◆ Exercise ◆
In the entries below, the word "title" appears on some lines. Copy each of those lines.

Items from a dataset
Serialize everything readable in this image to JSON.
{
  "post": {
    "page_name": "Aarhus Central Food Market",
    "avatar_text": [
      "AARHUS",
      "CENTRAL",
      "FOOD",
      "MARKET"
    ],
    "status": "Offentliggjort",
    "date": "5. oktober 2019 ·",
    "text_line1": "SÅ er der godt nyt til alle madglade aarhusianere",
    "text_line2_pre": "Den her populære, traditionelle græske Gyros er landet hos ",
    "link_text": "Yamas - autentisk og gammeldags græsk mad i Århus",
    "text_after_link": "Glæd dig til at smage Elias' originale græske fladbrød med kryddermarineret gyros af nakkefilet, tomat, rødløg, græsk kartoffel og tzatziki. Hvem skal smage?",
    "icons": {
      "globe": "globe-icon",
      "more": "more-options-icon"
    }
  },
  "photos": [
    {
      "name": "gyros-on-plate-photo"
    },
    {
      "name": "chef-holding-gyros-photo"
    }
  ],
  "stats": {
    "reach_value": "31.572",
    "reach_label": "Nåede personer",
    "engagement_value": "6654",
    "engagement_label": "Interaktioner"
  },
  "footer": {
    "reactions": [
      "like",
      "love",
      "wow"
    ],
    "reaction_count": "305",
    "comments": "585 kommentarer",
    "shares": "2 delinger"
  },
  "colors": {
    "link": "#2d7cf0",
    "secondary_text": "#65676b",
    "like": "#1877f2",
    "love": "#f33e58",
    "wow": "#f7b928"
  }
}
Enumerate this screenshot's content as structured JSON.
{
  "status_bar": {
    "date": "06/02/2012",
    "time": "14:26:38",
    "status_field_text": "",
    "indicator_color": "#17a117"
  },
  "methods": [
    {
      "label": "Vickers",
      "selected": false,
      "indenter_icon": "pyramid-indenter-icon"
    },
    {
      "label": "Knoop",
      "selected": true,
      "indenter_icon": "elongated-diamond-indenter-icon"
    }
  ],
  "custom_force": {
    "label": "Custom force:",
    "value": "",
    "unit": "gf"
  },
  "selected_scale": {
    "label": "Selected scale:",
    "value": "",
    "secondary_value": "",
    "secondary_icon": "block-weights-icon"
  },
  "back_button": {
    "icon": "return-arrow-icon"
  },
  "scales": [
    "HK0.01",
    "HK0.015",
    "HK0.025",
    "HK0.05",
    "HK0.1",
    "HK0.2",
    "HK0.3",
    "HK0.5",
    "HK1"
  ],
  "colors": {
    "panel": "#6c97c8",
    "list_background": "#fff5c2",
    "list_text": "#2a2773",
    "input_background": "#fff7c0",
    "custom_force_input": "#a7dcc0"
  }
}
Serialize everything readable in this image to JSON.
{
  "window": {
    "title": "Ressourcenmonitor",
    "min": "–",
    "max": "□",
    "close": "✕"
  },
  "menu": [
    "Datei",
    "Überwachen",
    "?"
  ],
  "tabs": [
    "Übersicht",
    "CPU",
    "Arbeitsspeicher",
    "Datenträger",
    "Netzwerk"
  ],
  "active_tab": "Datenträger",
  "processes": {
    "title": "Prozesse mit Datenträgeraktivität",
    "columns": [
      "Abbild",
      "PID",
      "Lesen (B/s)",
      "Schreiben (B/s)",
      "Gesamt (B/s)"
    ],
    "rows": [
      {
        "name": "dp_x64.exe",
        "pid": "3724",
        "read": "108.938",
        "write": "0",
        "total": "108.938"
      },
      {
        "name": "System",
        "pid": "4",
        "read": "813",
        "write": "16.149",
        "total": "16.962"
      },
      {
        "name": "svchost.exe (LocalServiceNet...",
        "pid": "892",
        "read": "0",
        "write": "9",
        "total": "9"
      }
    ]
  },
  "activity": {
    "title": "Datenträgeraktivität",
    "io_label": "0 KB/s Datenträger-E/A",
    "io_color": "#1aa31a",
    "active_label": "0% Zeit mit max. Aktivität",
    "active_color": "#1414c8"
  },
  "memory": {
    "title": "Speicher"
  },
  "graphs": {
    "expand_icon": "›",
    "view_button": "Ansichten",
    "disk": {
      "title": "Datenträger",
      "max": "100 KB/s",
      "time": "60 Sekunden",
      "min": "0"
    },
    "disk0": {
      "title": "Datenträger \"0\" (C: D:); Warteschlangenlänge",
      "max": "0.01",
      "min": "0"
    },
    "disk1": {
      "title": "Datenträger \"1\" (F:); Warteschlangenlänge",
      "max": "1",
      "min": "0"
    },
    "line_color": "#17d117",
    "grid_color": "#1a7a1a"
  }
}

◆ Completed task ◆
    "title": "Ressourcenmonitor",
    "title": "Prozesse mit Datenträgeraktivität",
    "title": "Datenträgeraktivität",
    "title": "Speicher"
      "title": "Datenträger",
      "title": "Datenträger \"0\" (C: D:); Warteschlangenlänge",
      "title": "Datenträger \"1\" (F:); Warteschlangenlänge",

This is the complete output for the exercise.